A marketing executive originally from Long Island alleged that he was fired after complaining that his bosses discriminated against him for his age, wearing khakis, and being “too American.”
Gray Hollett reportedly filed an Equal Opportunity Commission (EEOC) complaint this month against his former employer, Boydon World Corporation, a global executive search company where he was hired as vice president of marketing in 2006. He was canned in January.
“I believe that my age, national origin, and complaints about discrimination were unlawful factors in the decision to terminate my employment,” the 61-year-old wrote in his complaint, according to the New York Post, which first reported the story. “I felt ‘shaken’ by these unsubstantiated attacks.”
Headquartered in Westchester County, Boydon has more than 65 offices in 40 countries. One in five American workers age 40 and older say they have faced discrimination based on their age while at work, according to the 2019 Hiscox Ageism in the Workplace study.
Hollet, who lived in Connecticut at he time, claimed that Jörg Kasten, a Germany-based managing partner, called Hollett “too American,” said Hollet needed to be “more European,” criticized Hollet for wearing khaki pants, and suggested Hollett dress more casually like younger colleagues.
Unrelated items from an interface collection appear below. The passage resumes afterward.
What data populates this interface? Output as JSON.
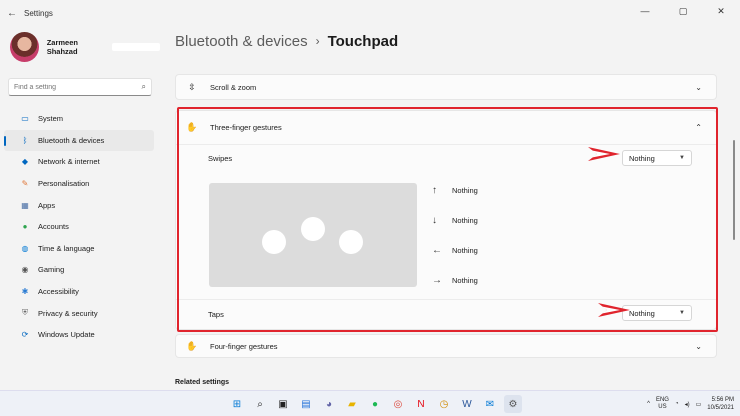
{
  "window": {
    "title": "Settings",
    "back_glyph": "←",
    "minimize": "—",
    "maximize": "▢",
    "close": "✕"
  },
  "profile": {
    "name": "Zarmeen Shahzad"
  },
  "search": {
    "placeholder": "Find a setting",
    "icon": "search-icon"
  },
  "nav": [
    {
      "label": "System",
      "icon": "system-icon",
      "glyph": "▭",
      "color": "#0067c0",
      "active": false
    },
    {
      "label": "Bluetooth & devices",
      "icon": "bluetooth-icon",
      "glyph": "ᛒ",
      "color": "#0067c0",
      "active": true
    },
    {
      "label": "Network & internet",
      "icon": "wifi-icon",
      "glyph": "◆",
      "color": "#0067c0",
      "active": false
    },
    {
      "label": "Personalisation",
      "icon": "brush-icon",
      "glyph": "✎",
      "color": "#e0783a",
      "active": false
    },
    {
      "label": "Apps",
      "icon": "apps-icon",
      "glyph": "▦",
      "color": "#4a6fa5",
      "active": false
    },
    {
      "label": "Accounts",
      "icon": "accounts-icon",
      "glyph": "●",
      "color": "#2ea44f",
      "active": false
    },
    {
      "label": "Time & language",
      "icon": "globe-icon",
      "glyph": "◍",
      "color": "#0078d4",
      "active": false
    },
    {
      "label": "Gaming",
      "icon": "gaming-icon",
      "glyph": "◉",
      "color": "#555555",
      "active": false
    },
    {
      "label": "Accessibility",
      "icon": "accessibility-icon",
      "glyph": "✱",
      "color": "#2b7cd3",
      "active": false
    },
    {
      "label": "Privacy & security",
      "icon": "shield-icon",
      "glyph": "⛨",
      "color": "#6b6b6b",
      "active": false
    },
    {
      "label": "Windows Update",
      "icon": "update-icon",
      "glyph": "⟳",
      "color": "#0067c0",
      "active": false
    }
  ],
  "breadcrumb": {
    "parent": "Bluetooth & devices",
    "separator": "›",
    "current": "Touchpad"
  },
  "cards": {
    "scroll_zoom": {
      "label": "Scroll & zoom",
      "icon": "scroll-icon",
      "glyph": "⇳"
    },
    "three_finger": {
      "label": "Three-finger gestures",
      "icon": "hand-icon",
      "glyph": "✋"
    },
    "four_finger": {
      "label": "Four-finger gestures",
      "icon": "hand-icon",
      "glyph": "✋"
    }
  },
  "three_finger": {
    "swipes_label": "Swipes",
    "swipes_value": "Nothing",
    "taps_label": "Taps",
    "taps_value": "Nothing",
    "gestures": [
      {
        "direction": "up",
        "glyph": "↑",
        "value": "Nothing"
      },
      {
        "direction": "down",
        "glyph": "↓",
        "value": "Nothing"
      },
      {
        "direction": "left",
        "glyph": "←",
        "value": "Nothing"
      },
      {
        "direction": "right",
        "glyph": "→",
        "value": "Nothing"
      }
    ]
  },
  "related": {
    "label": "Related settings"
  },
  "annotation_color": "#e0242d",
  "taskbar": {
    "apps": [
      {
        "name": "start-icon",
        "glyph": "⊞",
        "color": "#0078d4"
      },
      {
        "name": "search-icon",
        "glyph": "⌕",
        "color": "#222"
      },
      {
        "name": "task-view-icon",
        "glyph": "▣",
        "color": "#222"
      },
      {
        "name": "widgets-icon",
        "glyph": "▤",
        "color": "#1e6fd9"
      },
      {
        "name": "chat-icon",
        "glyph": "◕",
        "color": "#6264a7"
      },
      {
        "name": "file-explorer-icon",
        "glyph": "▰",
        "color": "#e8b400"
      },
      {
        "name": "spotify-icon",
        "glyph": "●",
        "color": "#1db954"
      },
      {
        "name": "chrome-icon",
        "glyph": "◎",
        "color": "#db4437"
      },
      {
        "name": "netflix-icon",
        "glyph": "N",
        "color": "#e50914"
      },
      {
        "name": "clock-app-icon",
        "glyph": "◷",
        "color": "#d08a00"
      },
      {
        "name": "word-icon",
        "glyph": "W",
        "color": "#2b579a"
      },
      {
        "name": "mail-icon",
        "glyph": "✉",
        "color": "#0078d4"
      },
      {
        "name": "settings-icon",
        "glyph": "⚙",
        "color": "#555"
      }
    ],
    "tray_chevron": "^",
    "lang_top": "ENG",
    "lang_bottom": "US",
    "time": "5:56 PM",
    "date": "10/5/2021"
  }
}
In addition, Hollett claimed Nick Robeson, a UK-based managing partner for Boyden, told Hollett it was “time to retire” after what Robeson called an “outdated” marketing decision. Hollett said he was fired in January after repeatedly complaining to the company’s CEO about the alleged ageism and anti-American discrimination.
A Boyden spokesman told the Post that the company “stands by its record of diversity.”
The EEOC has 180 days from the date of the Oct. 1 filing to complete its investigation. Once completed, Hollett can either request an administrative hearing or for the agency to issue a decision based on its findings. His attorney can then file a federal lawsuit.